Goal of the exercise: Work out the number of lines that hold "Setting" in the listing, and give that number with no other text.

Data to use:
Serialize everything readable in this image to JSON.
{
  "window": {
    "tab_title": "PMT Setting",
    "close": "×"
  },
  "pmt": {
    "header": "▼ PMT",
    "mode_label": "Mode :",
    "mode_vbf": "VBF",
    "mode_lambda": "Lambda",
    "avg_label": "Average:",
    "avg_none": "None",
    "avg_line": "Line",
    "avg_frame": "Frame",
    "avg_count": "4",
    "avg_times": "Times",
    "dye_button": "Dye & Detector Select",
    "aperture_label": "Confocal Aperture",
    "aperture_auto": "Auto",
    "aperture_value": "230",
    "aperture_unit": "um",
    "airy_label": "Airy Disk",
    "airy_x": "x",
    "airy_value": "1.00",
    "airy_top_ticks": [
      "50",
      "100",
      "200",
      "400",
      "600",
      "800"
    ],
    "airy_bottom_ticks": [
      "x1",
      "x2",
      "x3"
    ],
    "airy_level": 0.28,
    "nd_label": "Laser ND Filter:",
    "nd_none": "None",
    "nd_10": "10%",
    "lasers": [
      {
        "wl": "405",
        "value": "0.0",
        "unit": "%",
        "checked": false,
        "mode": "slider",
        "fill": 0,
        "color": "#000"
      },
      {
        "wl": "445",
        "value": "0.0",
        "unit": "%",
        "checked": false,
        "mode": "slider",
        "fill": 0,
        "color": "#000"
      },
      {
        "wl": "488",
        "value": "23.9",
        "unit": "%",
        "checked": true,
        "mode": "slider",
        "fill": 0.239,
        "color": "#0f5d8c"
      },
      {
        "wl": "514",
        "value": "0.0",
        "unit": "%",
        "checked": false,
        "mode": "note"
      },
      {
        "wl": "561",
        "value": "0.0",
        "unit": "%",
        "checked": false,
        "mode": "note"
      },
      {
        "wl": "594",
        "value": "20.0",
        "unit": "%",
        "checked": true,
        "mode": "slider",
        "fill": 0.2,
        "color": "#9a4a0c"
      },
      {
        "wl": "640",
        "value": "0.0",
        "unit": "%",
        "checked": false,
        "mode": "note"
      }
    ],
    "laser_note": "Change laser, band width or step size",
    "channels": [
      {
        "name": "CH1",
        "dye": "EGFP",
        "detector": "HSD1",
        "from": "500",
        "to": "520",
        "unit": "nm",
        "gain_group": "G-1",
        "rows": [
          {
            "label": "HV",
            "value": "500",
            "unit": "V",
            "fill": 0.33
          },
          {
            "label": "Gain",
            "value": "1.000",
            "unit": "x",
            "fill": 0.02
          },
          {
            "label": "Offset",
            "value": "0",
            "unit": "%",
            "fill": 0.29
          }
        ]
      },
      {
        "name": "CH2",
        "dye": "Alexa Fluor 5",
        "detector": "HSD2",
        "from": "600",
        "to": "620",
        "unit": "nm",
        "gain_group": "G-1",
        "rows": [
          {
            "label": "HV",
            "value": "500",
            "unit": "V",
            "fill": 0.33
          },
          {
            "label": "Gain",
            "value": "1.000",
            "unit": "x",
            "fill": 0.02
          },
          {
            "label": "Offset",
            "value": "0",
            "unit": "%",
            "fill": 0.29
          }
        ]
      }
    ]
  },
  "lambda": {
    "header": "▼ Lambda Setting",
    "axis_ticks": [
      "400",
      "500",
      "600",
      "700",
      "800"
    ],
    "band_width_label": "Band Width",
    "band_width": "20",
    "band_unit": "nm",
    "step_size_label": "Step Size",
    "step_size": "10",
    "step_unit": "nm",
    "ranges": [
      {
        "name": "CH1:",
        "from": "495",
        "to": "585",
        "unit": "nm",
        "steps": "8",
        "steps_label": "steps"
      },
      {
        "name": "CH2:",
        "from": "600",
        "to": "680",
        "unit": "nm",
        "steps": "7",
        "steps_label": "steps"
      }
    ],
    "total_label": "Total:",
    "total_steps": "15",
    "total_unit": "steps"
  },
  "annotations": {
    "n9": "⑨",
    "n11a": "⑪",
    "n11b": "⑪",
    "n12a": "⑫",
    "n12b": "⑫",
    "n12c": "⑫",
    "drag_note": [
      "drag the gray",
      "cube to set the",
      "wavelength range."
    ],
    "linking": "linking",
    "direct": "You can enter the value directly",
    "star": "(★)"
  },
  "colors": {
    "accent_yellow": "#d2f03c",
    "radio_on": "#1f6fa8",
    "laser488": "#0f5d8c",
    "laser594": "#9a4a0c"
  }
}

Answer box: 2